16 May 2019
A new study from the London School of Hygiene & Tropical Medicine, the World Health Organization (WHO) and UNICEF estimates that globally 20.5 million babies were born with a low birthweight in 2015 – around 1 in 7 babies.
The analysis, published in The Lancet Global Health, involved 148 countries and 281 million births, and showed that almost three-quarters of these babies were born in Southern Asia and sub-Saharan Africa, where data are most limited.
However, the problem also remains substantial in high-income countries in Europe, North America, and Australia and New Zealand, where there has been virtually no progress in reducing low birthweight rates since 2000. One of the lowest rates was estimated in Sweden (2.4%). This compares to around 7% in some high-income countries including the USA (8%), the UK (7%), Australia (6.5%), and New Zealand (5.7%).
These findings highlight the urgent need for more investment and action to accelerate progress, through understanding and tackling key drivers of low birthweight throughout life—including extremes of maternal age, multiple pregnancy, obstetric complications, chronic maternal conditions (e.g., hypertensive disorders of pregnancy), infections (eg, malaria), and nutritional status, as well as exposure to environmental factors such as indoor air pollution, and tobacco and drug use. In low-income countries, poor growth in the womb is a major cause of low birthweight. In more developed regions, low birthweight is often associated with prematurity (a baby born earlier than 37 weeks gestation).
The studies’ authors call for international action to ensure that all babies are weighed at birth, to improve clinical care, and to promote public health action on the causes of low birth weight to reduce death and disability.

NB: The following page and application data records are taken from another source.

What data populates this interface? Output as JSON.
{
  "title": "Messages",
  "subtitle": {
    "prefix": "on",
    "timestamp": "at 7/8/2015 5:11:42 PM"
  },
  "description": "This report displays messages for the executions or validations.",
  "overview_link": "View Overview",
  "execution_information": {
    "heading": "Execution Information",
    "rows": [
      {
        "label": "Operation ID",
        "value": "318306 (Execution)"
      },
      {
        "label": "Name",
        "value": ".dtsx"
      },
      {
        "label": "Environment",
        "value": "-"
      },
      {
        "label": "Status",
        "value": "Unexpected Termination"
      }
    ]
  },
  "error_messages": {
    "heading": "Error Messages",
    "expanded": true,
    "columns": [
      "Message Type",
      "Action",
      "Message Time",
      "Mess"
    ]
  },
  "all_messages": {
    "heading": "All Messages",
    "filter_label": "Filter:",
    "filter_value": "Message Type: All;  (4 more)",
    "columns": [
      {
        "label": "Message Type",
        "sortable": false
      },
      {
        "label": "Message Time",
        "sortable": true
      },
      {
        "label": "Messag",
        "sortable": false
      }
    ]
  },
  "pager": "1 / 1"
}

In response to the study, Anna Kettley, UNICEF UK, Director of Programmes said: “The UK’s low birthweight rate has stagnated at 7% for more than a decade, highlighting the need to improve care for the one in seven babies born alive in the UK who require specialist neonatal care. This places the UK behind other countries such as Turkmenistan, China and Cuba, despite our world-class National Health Service.
“But it’s not just healthcare that impacts these results. The situation in the UK reflects a trend across all high-income countries, where low birthweight rates could be related to increasing preterm births alongside a lack of progress tackling underlying risk factors such as low socioeconomic status, smoking in pregnancy, maternal obesity and non-communicable diseases.
“Premature and sick babies are extremely vulnerable and are at much greater risk of infection and developmental difficulties. The environment within a neonatal unit can create physical and emotional barriers for parents who may be unable to touch, hold and care for their child, leaving feelings of distress and disempowerment. Unicef UK’s Baby Friendly Initiative supports neonatal units to address these challenges, empowering parents to be active partners in their baby’s care, supporting the development of close and loving parent-infant relationships, and enabling babies to receive breastmilk, which gives them vital protection against infection and supports their short and long-term health outcomes.”
Find out more about our neonatal standards.
Read the full study in The Lancet.